(Component data from apps and pages)
--- START ---
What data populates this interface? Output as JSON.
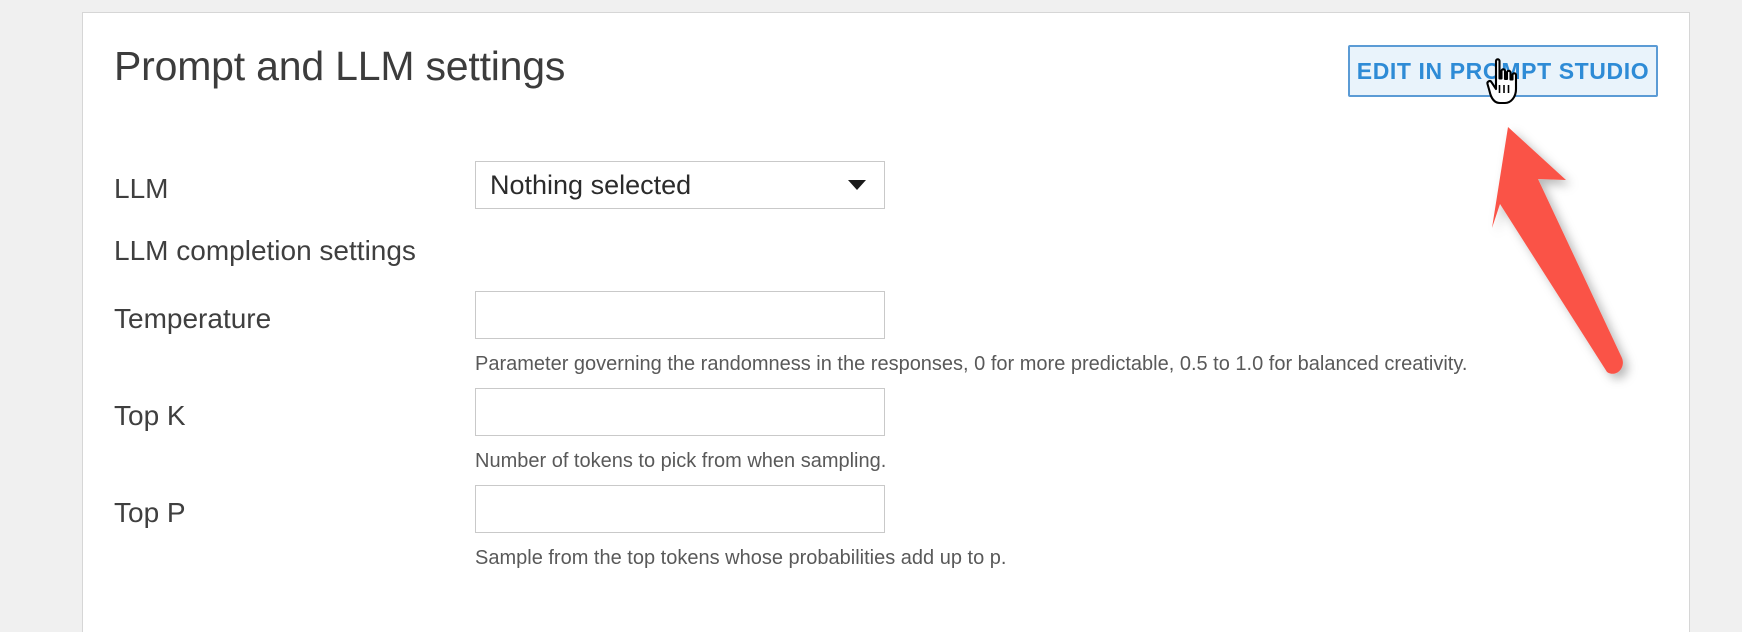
{
  "page": {
    "background_color": "#f0f0f0",
    "panel_background": "#ffffff"
  },
  "header": {
    "title": "Prompt and LLM settings",
    "edit_button_label": "EDIT IN PROMPT STUDIO",
    "edit_button_text_color": "#2e8bd6",
    "edit_button_border_color": "#5b9bd5",
    "edit_button_fill_color": "#e9f3fb"
  },
  "form": {
    "llm": {
      "label": "LLM",
      "selected_value": "Nothing selected",
      "caret_icon": "chevron-down-icon"
    },
    "section_title": "LLM completion settings",
    "fields": [
      {
        "label": "Temperature",
        "value": "",
        "placeholder": "",
        "help": "Parameter governing the randomness in the responses, 0 for more predictable, 0.5 to 1.0 for balanced creativity."
      },
      {
        "label": "Top K",
        "value": "",
        "placeholder": "",
        "help": "Number of tokens to pick from when sampling."
      },
      {
        "label": "Top P",
        "value": "",
        "placeholder": "",
        "help": "Sample from the top tokens whose probabilities add up to p."
      }
    ]
  },
  "annotation": {
    "arrow_color": "#fa5347",
    "arrow_description": "red-arrow-pointing-to-edit-in-prompt-studio-button",
    "cursor_icon": "pointing-hand-cursor"
  }
}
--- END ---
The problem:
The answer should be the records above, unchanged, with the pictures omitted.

Solution to this exercise:
What data populates this interface? Output as JSON.
{
  "page": {
    "background_color": "#f0f0f0",
    "panel_background": "#ffffff"
  },
  "header": {
    "title": "Prompt and LLM settings",
    "edit_button_label": "EDIT IN PROMPT STUDIO",
    "edit_button_text_color": "#2e8bd6",
    "edit_button_border_color": "#5b9bd5",
    "edit_button_fill_color": "#e9f3fb"
  },
  "form": {
    "llm": {
      "label": "LLM",
      "selected_value": "Nothing selected",
      "caret_icon": "chevron-down-icon"
    },
    "section_title": "LLM completion settings",
    "fields": [
      {
        "label": "Temperature",
        "value": "",
        "placeholder": "",
        "help": "Parameter governing the randomness in the responses, 0 for more predictable, 0.5 to 1.0 for balanced creativity."
      },
      {
        "label": "Top K",
        "value": "",
        "placeholder": "",
        "help": "Number of tokens to pick from when sampling."
      },
      {
        "label": "Top P",
        "value": "",
        "placeholder": "",
        "help": "Sample from the top tokens whose probabilities add up to p."
      }
    ]
  },
  "annotation": {
    "arrow_color": "#fa5347",
    "arrow_description": "red-arrow-pointing-to-edit-in-prompt-studio-button",
    "cursor_icon": "pointing-hand-cursor"
  }
}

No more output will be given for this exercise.